** Opening Material shown block **

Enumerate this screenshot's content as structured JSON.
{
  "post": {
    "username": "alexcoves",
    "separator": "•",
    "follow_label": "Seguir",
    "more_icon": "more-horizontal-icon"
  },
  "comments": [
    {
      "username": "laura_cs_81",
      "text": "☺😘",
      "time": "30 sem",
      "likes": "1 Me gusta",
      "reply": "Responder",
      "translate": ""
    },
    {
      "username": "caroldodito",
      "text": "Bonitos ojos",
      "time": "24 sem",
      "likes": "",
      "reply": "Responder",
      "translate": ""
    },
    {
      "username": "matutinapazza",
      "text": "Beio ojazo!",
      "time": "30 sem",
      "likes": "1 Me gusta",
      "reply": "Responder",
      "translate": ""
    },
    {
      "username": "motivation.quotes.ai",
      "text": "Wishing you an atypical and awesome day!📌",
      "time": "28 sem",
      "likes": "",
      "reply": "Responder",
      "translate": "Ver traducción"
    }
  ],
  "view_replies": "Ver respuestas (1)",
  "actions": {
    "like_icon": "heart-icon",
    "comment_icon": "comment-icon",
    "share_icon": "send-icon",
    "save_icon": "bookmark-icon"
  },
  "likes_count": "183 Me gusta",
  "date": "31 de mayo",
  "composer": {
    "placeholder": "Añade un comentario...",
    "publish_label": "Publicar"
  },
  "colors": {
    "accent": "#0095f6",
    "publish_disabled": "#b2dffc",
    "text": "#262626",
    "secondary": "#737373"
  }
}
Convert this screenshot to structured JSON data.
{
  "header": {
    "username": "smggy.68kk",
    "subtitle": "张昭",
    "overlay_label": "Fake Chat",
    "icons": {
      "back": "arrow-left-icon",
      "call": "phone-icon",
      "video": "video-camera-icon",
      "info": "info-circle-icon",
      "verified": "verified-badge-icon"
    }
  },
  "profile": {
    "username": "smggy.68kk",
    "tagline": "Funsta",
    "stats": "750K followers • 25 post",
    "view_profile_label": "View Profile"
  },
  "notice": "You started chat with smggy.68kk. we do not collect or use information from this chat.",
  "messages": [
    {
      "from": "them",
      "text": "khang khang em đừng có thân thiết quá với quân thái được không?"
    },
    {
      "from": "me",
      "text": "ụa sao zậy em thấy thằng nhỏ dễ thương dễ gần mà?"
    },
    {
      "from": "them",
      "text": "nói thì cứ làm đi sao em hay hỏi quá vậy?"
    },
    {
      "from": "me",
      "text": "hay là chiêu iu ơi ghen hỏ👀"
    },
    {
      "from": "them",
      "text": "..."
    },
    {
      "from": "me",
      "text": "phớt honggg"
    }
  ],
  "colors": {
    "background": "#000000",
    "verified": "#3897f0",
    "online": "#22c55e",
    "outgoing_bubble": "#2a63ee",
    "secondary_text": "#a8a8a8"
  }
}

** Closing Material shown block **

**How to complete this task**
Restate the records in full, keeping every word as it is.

**Answer section**
Enumerate this screenshot's content as structured JSON.
{
  "post": {
    "username": "alexcoves",
    "separator": "•",
    "follow_label": "Seguir",
    "more_icon": "more-horizontal-icon"
  },
  "comments": [
    {
      "username": "laura_cs_81",
      "text": "☺😘",
      "time": "30 sem",
      "likes": "1 Me gusta",
      "reply": "Responder",
      "translate": ""
    },
    {
      "username": "caroldodito",
      "text": "Bonitos ojos",
      "time": "24 sem",
      "likes": "",
      "reply": "Responder",
      "translate": ""
    },
    {
      "username": "matutinapazza",
      "text": "Beio ojazo!",
      "time": "30 sem",
      "likes": "1 Me gusta",
      "reply": "Responder",
      "translate": ""
    },
    {
      "username": "motivation.quotes.ai",
      "text": "Wishing you an atypical and awesome day!📌",
      "time": "28 sem",
      "likes": "",
      "reply": "Responder",
      "translate": "Ver traducción"
    }
  ],
  "view_replies": "Ver respuestas (1)",
  "actions": {
    "like_icon": "heart-icon",
    "comment_icon": "comment-icon",
    "share_icon": "send-icon",
    "save_icon": "bookmark-icon"
  },
  "likes_count": "183 Me gusta",
  "date": "31 de mayo",
  "composer": {
    "placeholder": "Añade un comentario...",
    "publish_label": "Publicar"
  },
  "colors": {
    "accent": "#0095f6",
    "publish_disabled": "#b2dffc",
    "text": "#262626",
    "secondary": "#737373"
  }
}
Convert this screenshot to structured JSON data.
{
  "header": {
    "username": "smggy.68kk",
    "subtitle": "张昭",
    "overlay_label": "Fake Chat",
    "icons": {
      "back": "arrow-left-icon",
      "call": "phone-icon",
      "video": "video-camera-icon",
      "info": "info-circle-icon",
      "verified": "verified-badge-icon"
    }
  },
  "profile": {
    "username": "smggy.68kk",
    "tagline": "Funsta",
    "stats": "750K followers • 25 post",
    "view_profile_label": "View Profile"
  },
  "notice": "You started chat with smggy.68kk. we do not collect or use information from this chat.",
  "messages": [
    {
      "from": "them",
      "text": "khang khang em đừng có thân thiết quá với quân thái được không?"
    },
    {
      "from": "me",
      "text": "ụa sao zậy em thấy thằng nhỏ dễ thương dễ gần mà?"
    },
    {
      "from": "them",
      "text": "nói thì cứ làm đi sao em hay hỏi quá vậy?"
    },
    {
      "from": "me",
      "text": "hay là chiêu iu ơi ghen hỏ👀"
    },
    {
      "from": "them",
      "text": "..."
    },
    {
      "from": "me",
      "text": "phớt honggg"
    }
  ],
  "colors": {
    "background": "#000000",
    "verified": "#3897f0",
    "online": "#22c55e",
    "outgoing_bubble": "#2a63ee",
    "secondary_text": "#a8a8a8"
  }
}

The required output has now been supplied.